- _TASK_: Set down the records that follow exactly and completely.

Records from a data collection
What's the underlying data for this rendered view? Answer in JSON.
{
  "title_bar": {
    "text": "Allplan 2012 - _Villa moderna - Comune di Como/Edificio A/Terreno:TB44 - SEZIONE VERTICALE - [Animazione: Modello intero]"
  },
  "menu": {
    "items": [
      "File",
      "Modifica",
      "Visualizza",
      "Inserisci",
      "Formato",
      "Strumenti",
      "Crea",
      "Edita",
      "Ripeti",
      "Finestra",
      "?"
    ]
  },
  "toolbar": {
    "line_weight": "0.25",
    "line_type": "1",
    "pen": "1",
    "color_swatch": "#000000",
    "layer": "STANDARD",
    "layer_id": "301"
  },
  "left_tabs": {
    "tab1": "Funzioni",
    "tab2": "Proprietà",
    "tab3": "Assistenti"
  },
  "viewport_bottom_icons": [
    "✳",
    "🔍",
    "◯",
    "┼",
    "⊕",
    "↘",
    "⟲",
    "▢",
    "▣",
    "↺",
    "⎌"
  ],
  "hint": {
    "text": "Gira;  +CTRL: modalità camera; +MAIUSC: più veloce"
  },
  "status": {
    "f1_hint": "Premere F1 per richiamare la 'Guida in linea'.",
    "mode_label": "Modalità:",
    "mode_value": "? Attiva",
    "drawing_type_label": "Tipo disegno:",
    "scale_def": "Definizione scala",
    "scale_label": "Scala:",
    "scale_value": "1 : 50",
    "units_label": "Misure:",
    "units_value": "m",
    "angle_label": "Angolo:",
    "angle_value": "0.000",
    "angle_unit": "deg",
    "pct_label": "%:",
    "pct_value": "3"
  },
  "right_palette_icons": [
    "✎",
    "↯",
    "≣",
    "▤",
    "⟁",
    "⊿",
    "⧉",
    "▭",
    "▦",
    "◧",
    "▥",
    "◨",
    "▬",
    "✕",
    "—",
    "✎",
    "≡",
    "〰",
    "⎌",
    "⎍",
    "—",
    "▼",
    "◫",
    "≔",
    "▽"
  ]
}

- _REPLY TO THE TASK_:
What's the underlying data for this rendered view? Answer in JSON.
{
  "title_bar": {
    "text": "Allplan 2012 - _Villa moderna - Comune di Como/Edificio A/Terreno:TB44 - SEZIONE VERTICALE - [Animazione: Modello intero]"
  },
  "menu": {
    "items": [
      "File",
      "Modifica",
      "Visualizza",
      "Inserisci",
      "Formato",
      "Strumenti",
      "Crea",
      "Edita",
      "Ripeti",
      "Finestra",
      "?"
    ]
  },
  "toolbar": {
    "line_weight": "0.25",
    "line_type": "1",
    "pen": "1",
    "color_swatch": "#000000",
    "layer": "STANDARD",
    "layer_id": "301"
  },
  "left_tabs": {
    "tab1": "Funzioni",
    "tab2": "Proprietà",
    "tab3": "Assistenti"
  },
  "viewport_bottom_icons": [
    "✳",
    "🔍",
    "◯",
    "┼",
    "⊕",
    "↘",
    "⟲",
    "▢",
    "▣",
    "↺",
    "⎌"
  ],
  "hint": {
    "text": "Gira;  +CTRL: modalità camera; +MAIUSC: più veloce"
  },
  "status": {
    "f1_hint": "Premere F1 per richiamare la 'Guida in linea'.",
    "mode_label": "Modalità:",
    "mode_value": "? Attiva",
    "drawing_type_label": "Tipo disegno:",
    "scale_def": "Definizione scala",
    "scale_label": "Scala:",
    "scale_value": "1 : 50",
    "units_label": "Misure:",
    "units_value": "m",
    "angle_label": "Angolo:",
    "angle_value": "0.000",
    "angle_unit": "deg",
    "pct_label": "%:",
    "pct_value": "3"
  },
  "right_palette_icons": [
    "✎",
    "↯",
    "≣",
    "▤",
    "⟁",
    "⊿",
    "⧉",
    "▭",
    "▦",
    "◧",
    "▥",
    "◨",
    "▬",
    "✕",
    "—",
    "✎",
    "≡",
    "〰",
    "⎌",
    "⎍",
    "—",
    "▼",
    "◫",
    "≔",
    "▽"
  ]
}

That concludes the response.